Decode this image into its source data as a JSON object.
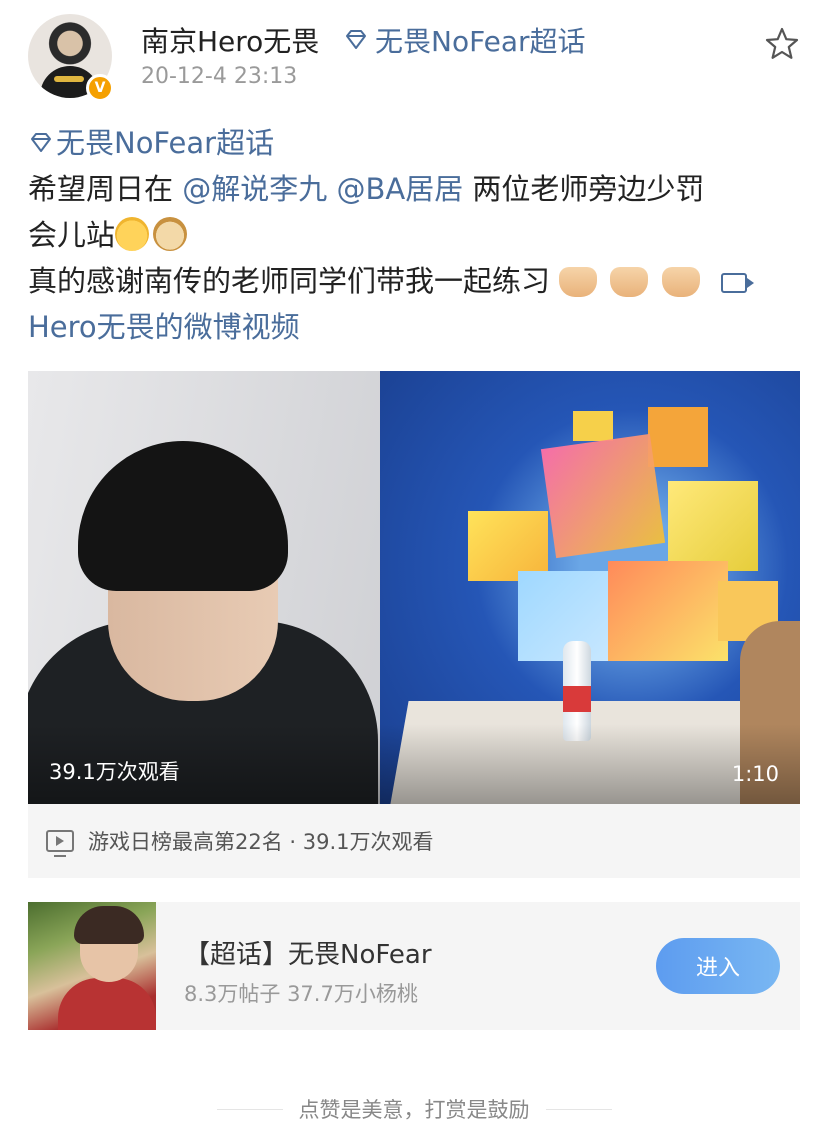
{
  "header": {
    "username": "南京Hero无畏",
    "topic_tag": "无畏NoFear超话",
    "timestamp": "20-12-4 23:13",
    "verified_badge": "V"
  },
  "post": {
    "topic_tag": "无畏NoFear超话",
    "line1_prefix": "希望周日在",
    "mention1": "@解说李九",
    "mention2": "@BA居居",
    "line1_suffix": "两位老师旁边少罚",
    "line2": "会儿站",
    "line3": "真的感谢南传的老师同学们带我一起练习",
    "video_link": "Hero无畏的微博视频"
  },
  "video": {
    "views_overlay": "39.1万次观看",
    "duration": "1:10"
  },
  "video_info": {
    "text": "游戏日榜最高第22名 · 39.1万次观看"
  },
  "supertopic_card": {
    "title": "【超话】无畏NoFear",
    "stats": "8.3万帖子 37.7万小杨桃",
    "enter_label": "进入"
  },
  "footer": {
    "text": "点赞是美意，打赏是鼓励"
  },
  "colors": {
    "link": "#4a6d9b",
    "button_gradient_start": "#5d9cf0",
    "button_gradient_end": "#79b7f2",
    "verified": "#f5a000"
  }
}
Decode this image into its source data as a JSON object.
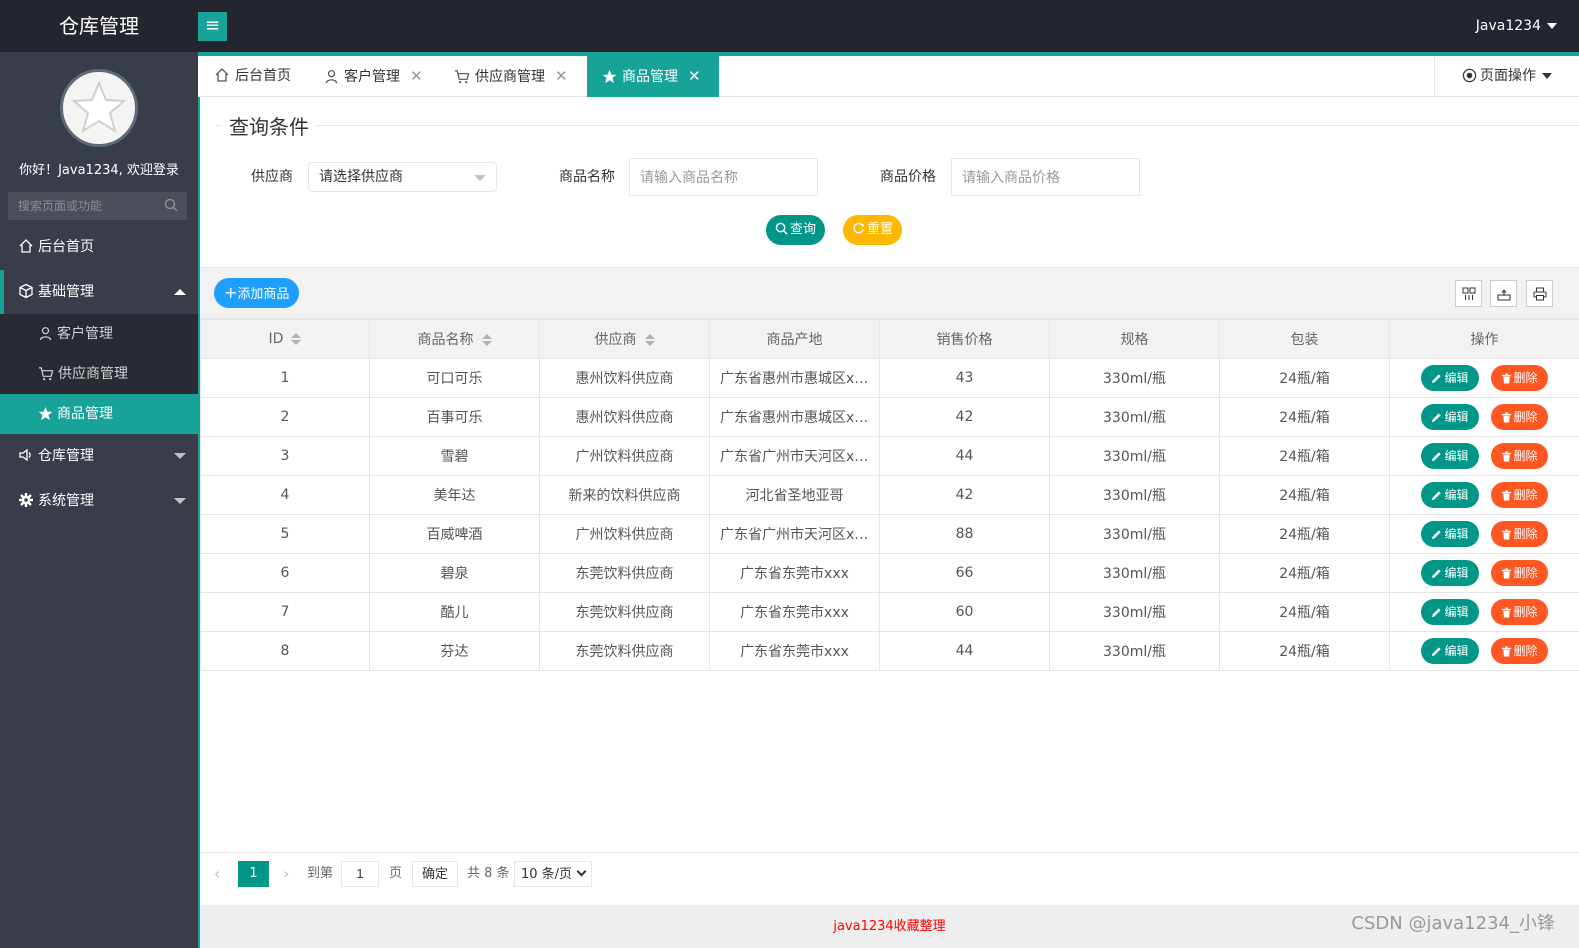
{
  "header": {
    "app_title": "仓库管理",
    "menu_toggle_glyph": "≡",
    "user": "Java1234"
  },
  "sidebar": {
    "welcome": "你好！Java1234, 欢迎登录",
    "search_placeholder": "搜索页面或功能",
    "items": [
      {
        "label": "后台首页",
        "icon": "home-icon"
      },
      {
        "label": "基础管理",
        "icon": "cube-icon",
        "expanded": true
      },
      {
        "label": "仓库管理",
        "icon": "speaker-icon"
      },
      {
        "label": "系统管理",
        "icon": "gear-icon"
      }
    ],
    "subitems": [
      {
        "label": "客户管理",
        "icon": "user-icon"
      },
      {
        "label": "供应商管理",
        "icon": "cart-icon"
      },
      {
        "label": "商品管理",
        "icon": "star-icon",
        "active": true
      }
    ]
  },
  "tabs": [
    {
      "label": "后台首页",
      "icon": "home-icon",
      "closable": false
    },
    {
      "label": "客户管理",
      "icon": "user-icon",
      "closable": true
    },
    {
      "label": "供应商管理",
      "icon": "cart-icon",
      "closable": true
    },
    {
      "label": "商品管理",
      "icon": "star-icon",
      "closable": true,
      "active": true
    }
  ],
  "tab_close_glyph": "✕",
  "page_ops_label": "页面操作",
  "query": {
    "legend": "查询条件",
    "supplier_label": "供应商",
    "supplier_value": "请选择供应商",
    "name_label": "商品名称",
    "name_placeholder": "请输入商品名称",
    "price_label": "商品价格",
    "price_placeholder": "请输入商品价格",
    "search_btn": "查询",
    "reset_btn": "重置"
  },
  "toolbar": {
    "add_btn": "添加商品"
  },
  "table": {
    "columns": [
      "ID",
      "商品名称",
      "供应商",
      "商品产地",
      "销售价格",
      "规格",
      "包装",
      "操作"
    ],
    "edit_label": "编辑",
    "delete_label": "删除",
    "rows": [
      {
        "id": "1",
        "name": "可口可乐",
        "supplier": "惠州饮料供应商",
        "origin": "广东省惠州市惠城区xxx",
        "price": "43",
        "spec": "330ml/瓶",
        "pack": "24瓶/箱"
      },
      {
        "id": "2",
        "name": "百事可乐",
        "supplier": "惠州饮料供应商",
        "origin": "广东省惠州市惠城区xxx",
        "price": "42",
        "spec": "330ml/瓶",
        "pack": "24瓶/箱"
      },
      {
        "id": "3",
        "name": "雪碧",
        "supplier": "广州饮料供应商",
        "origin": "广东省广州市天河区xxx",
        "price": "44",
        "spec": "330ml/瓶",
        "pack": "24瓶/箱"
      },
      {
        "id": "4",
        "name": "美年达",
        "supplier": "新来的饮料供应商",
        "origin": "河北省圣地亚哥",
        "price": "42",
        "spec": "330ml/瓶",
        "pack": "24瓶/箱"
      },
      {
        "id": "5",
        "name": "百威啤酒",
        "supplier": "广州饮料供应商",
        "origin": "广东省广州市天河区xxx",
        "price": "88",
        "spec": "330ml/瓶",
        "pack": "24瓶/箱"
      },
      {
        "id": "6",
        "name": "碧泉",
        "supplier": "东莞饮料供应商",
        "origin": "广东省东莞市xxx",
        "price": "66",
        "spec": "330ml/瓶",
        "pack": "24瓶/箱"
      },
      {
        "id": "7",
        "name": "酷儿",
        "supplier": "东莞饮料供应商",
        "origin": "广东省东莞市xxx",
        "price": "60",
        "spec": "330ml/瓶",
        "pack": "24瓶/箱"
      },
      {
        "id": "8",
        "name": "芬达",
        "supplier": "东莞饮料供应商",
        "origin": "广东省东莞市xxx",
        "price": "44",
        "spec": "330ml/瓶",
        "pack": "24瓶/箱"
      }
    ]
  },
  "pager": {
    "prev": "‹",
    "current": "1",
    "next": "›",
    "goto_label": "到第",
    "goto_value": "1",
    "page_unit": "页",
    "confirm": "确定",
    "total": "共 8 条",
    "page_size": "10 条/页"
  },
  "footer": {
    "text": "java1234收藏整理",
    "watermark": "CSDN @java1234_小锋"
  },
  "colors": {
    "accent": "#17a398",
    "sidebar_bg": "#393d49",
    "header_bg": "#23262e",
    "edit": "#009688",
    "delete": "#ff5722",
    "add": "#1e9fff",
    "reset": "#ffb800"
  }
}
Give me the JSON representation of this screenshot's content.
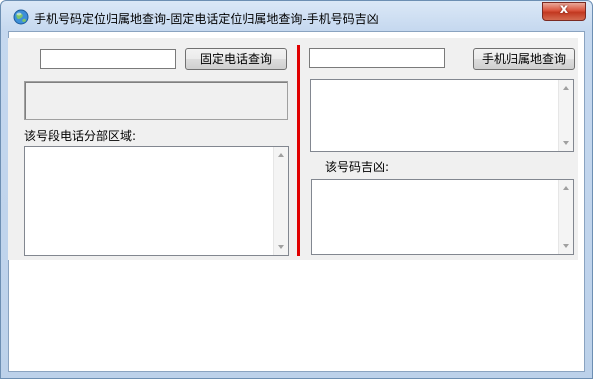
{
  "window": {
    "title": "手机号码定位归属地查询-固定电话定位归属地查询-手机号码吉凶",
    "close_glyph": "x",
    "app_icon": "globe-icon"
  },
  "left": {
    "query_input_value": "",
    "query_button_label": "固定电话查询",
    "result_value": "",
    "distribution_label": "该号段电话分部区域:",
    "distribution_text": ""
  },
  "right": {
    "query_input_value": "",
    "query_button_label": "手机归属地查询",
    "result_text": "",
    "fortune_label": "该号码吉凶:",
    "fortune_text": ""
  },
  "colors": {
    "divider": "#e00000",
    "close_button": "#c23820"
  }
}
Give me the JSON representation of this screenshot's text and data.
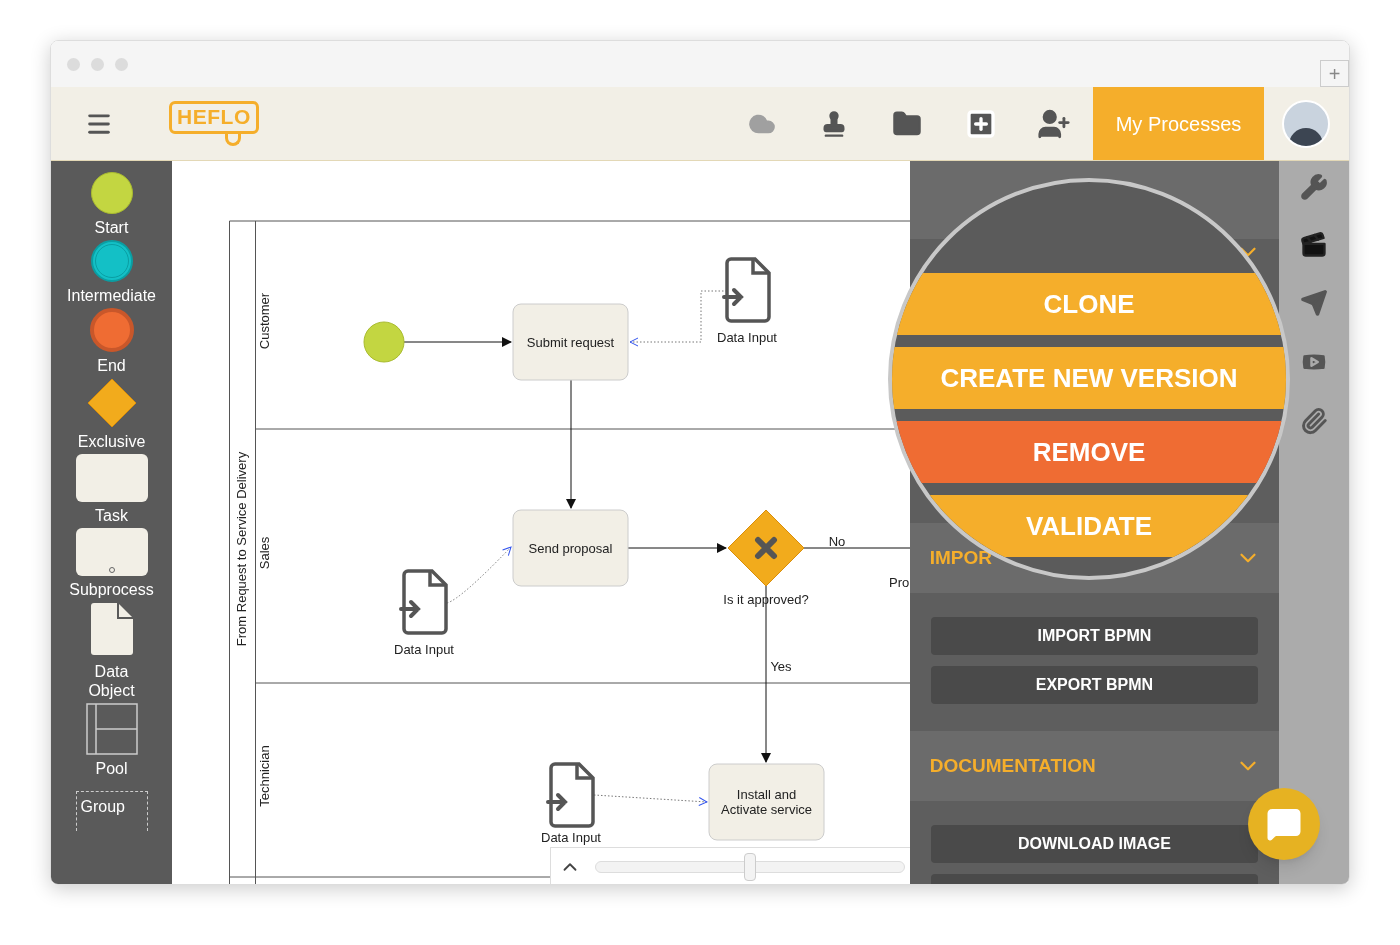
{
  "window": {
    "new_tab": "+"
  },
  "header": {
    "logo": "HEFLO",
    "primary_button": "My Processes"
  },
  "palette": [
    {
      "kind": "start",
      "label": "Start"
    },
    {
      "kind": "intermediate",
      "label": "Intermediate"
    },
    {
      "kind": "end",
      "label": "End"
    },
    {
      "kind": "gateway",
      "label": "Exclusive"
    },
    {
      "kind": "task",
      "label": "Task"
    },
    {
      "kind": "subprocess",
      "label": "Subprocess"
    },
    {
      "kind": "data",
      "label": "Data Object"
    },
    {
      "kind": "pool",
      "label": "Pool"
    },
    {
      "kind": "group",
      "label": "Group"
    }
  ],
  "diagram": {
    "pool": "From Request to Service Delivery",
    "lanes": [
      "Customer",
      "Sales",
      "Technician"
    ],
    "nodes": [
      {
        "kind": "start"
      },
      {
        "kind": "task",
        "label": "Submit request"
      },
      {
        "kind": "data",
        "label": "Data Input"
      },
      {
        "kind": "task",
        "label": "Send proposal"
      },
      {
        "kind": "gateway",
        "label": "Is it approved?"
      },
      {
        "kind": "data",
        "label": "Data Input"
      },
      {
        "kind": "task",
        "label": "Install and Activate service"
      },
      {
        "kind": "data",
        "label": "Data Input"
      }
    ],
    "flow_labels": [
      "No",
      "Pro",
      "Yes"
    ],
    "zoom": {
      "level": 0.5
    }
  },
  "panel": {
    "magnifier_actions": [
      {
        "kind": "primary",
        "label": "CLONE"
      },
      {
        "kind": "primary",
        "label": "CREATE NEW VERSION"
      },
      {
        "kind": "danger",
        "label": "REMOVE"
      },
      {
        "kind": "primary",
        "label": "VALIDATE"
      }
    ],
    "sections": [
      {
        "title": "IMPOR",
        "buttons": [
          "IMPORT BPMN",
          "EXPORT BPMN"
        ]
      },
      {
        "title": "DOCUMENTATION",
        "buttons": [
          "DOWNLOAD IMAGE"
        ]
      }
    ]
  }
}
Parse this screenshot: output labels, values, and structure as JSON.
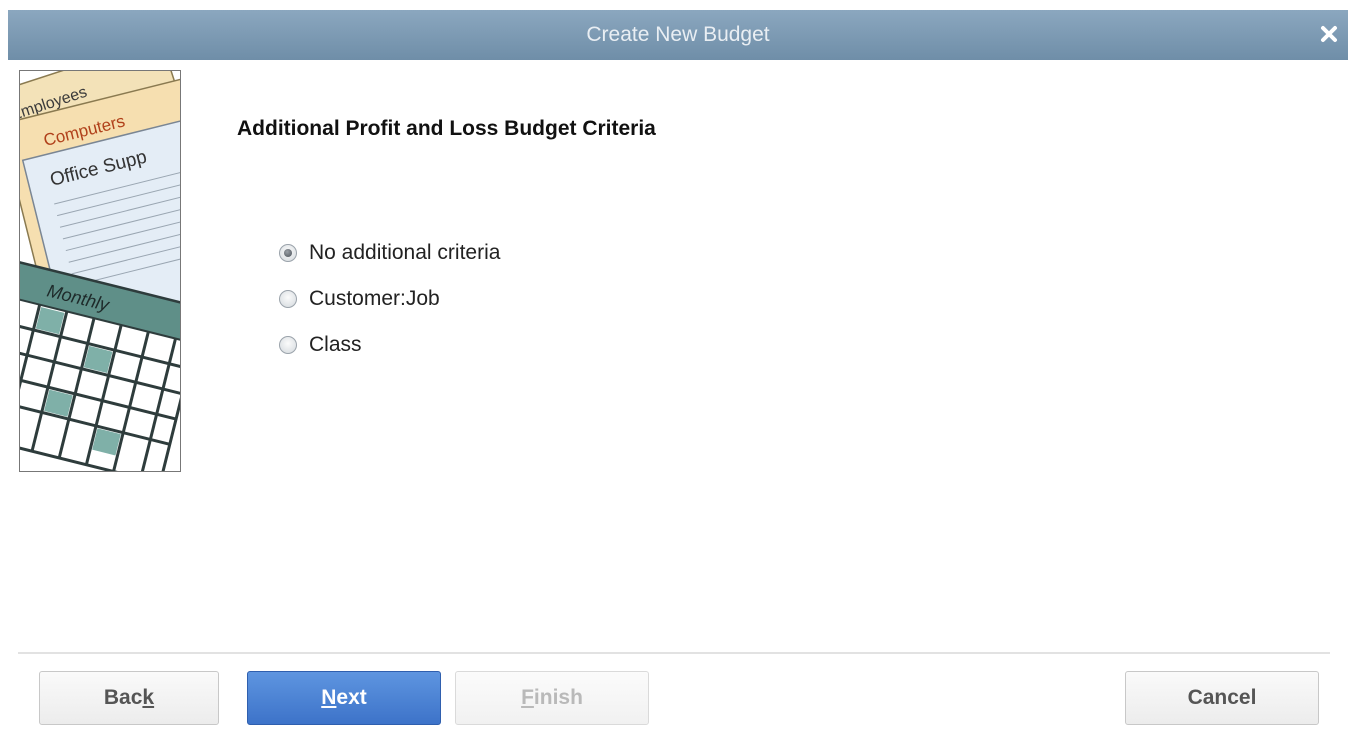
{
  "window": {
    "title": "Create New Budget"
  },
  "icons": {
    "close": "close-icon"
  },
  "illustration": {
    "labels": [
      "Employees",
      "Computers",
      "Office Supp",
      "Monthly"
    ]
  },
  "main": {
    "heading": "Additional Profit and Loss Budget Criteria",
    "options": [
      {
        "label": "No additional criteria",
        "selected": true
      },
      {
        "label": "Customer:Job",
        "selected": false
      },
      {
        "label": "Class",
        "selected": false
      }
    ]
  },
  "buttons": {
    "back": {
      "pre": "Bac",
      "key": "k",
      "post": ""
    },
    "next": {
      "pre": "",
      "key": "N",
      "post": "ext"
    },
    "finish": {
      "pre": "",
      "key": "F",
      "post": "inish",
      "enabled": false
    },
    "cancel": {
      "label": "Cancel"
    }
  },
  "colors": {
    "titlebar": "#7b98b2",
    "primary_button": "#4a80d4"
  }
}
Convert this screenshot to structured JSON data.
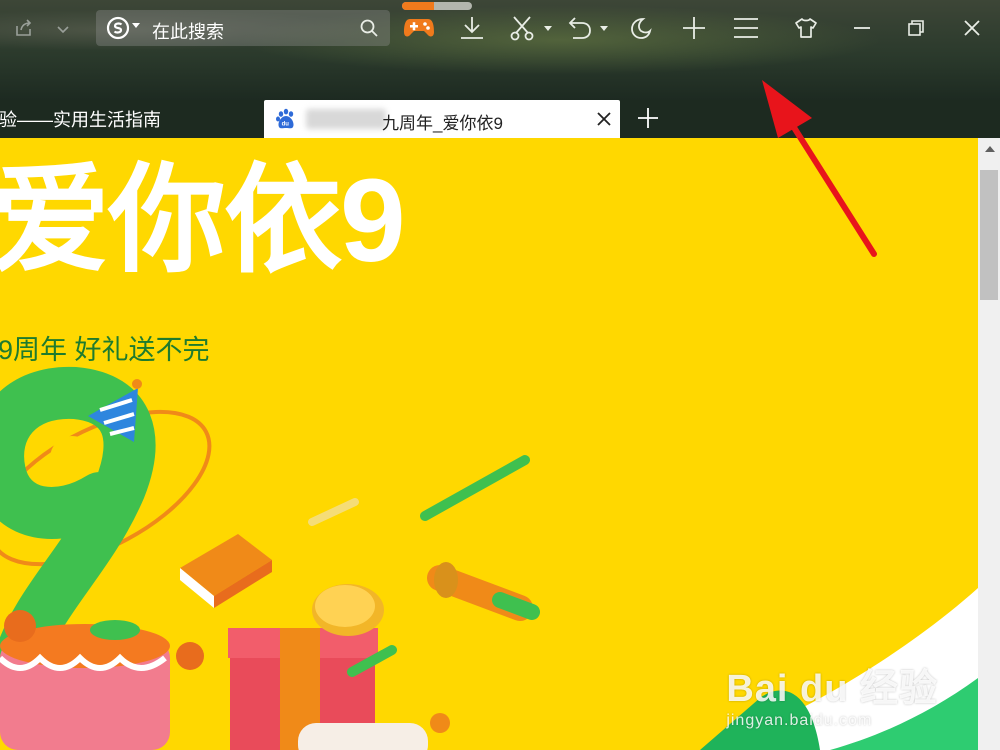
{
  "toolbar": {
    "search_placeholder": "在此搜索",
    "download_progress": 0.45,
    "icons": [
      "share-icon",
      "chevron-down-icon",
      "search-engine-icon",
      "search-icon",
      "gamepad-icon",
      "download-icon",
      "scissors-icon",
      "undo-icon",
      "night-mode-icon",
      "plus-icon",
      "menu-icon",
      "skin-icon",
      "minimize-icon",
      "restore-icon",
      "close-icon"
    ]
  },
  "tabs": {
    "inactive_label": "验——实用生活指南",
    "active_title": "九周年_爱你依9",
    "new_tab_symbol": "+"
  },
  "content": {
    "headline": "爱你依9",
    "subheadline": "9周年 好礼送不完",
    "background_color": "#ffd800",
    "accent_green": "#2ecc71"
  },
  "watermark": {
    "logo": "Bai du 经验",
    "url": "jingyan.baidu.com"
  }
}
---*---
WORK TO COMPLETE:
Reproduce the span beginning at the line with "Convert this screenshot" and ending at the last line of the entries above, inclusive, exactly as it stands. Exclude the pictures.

SOLUTION TO THE EXERCISE:
Convert this screenshot to structured JSON data.
{
  "toolbar": {
    "search_placeholder": "在此搜索",
    "download_progress": 0.45,
    "icons": [
      "share-icon",
      "chevron-down-icon",
      "search-engine-icon",
      "search-icon",
      "gamepad-icon",
      "download-icon",
      "scissors-icon",
      "undo-icon",
      "night-mode-icon",
      "plus-icon",
      "menu-icon",
      "skin-icon",
      "minimize-icon",
      "restore-icon",
      "close-icon"
    ]
  },
  "tabs": {
    "inactive_label": "验——实用生活指南",
    "active_title": "九周年_爱你依9",
    "new_tab_symbol": "+"
  },
  "content": {
    "headline": "爱你依9",
    "subheadline": "9周年 好礼送不完",
    "background_color": "#ffd800",
    "accent_green": "#2ecc71"
  },
  "watermark": {
    "logo": "Bai du 经验",
    "url": "jingyan.baidu.com"
  }
}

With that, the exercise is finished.